Our approach

Britannia is a battle re-enactment society with a living history wing. As such a society, its roots are firmly planted in the spectacle and pageant of the numerous groups that performed ‘historical presentations’ for the public before the advent of living history.

(Living history & experimental archaeology are relatively new disciplines that have grown out of the academic/research side of historical re-enactment, many archaeologists, television production units and authors now regularly consult re-enactment groups and individuals on a range of subjects).


This is a matter of some debate amongst historians, archaeologists, re-enactors, wargamers, film wardrobe departments and illustrators. The best way of summing our approach to this difficult question is to say:

Without the facility of a time machine we cannot truly say how equipment, clothing and weaponry was used –
-all we can do is offer our best interpretation given the evidence that we have.

For an ancient period such as our own we have the following evidence:

Artistic (fresco painting, sculpture & mosaic) numismatic (coin imagery).
Narrative (surviving commentary including primary and secondary evidence) and of course archaeological material.

Often these elements provide enough material from which to base convincing reconstructions, but occasionally where there is no evidence whatsoever
guesswork and common sense have to be employed (also there are occasions where the health and safety of participants and crowd mean that total historical accuracy has to be compromised).

Britannia members portraying 5th Century troopsBEST OF BOTH WORLDS

Despite being battle re-enactors, we have concentrated on researching many aspects of ancient life and warfare, from clothing, medicine, transport diet
and military equipment. The periods we had chosen to represent were obscure and lacked much in the way of source material, because of this we had put a great deal of time into research and reconstruction, constantly revising and refining our conclusions. In doing so Britannia members have written three books and advised on several other publications:

Barbarian Warriors (Dan & Susanna Shadrake, Brasseys- 1997) and The World of the Gladiator (Susanna Shadrake, Tempus 2005).
Apicius (Sally Grainger & Chris Grocock, Prospect 2006).

In essence we want the best of both worlds, we want the entertainment and spectacle of the old style battle re-enactment groups, but we also strive for the credibility of living history and research associations.
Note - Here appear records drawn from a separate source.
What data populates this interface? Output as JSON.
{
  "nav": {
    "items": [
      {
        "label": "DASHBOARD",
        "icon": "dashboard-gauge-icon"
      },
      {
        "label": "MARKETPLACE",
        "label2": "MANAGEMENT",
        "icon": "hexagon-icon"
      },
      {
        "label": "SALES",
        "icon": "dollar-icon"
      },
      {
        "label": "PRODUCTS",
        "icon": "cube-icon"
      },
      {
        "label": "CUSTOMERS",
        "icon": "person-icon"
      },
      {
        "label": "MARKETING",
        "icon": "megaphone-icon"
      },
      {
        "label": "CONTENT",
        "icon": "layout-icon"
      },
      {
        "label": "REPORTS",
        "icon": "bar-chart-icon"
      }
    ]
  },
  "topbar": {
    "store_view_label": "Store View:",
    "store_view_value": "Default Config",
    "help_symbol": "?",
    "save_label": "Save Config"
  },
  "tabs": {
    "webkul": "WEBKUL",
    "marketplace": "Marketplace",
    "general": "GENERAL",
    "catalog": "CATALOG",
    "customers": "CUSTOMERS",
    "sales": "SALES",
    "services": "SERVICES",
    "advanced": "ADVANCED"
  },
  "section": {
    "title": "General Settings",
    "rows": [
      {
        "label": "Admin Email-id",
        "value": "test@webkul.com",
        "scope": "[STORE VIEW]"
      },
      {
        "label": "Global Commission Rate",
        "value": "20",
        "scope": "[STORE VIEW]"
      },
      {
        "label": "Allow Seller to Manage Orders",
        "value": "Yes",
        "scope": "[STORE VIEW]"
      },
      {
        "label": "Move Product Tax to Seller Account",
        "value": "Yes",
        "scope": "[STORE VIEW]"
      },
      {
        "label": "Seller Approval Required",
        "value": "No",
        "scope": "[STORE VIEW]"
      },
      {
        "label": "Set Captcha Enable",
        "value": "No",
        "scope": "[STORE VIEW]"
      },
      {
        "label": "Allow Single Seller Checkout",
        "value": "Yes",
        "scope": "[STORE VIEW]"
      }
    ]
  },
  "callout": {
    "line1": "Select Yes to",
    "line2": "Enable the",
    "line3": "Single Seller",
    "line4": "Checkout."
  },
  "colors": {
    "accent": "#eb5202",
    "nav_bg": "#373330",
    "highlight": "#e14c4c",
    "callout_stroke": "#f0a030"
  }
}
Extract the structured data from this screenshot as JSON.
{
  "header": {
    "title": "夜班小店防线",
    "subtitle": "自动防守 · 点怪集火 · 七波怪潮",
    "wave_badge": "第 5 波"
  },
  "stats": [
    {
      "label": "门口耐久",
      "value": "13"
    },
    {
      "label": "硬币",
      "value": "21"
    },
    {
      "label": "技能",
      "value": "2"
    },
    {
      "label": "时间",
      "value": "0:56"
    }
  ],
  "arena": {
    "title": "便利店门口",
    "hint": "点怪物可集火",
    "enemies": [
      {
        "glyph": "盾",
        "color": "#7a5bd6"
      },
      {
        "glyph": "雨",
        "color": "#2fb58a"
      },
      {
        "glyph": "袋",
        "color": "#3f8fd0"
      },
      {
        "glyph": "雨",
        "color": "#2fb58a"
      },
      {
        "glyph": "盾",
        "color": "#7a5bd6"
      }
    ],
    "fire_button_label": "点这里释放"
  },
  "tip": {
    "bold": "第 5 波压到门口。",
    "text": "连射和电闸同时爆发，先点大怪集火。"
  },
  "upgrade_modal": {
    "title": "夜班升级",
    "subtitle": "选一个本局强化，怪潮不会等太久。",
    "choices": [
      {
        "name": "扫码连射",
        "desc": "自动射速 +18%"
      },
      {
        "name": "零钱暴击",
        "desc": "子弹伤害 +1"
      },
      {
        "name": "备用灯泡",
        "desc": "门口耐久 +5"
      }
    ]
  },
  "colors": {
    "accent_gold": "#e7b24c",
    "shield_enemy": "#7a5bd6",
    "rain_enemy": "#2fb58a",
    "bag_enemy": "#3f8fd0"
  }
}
Our aim is to provide thrilling combat displays in the most historically credible arms and equipment possible.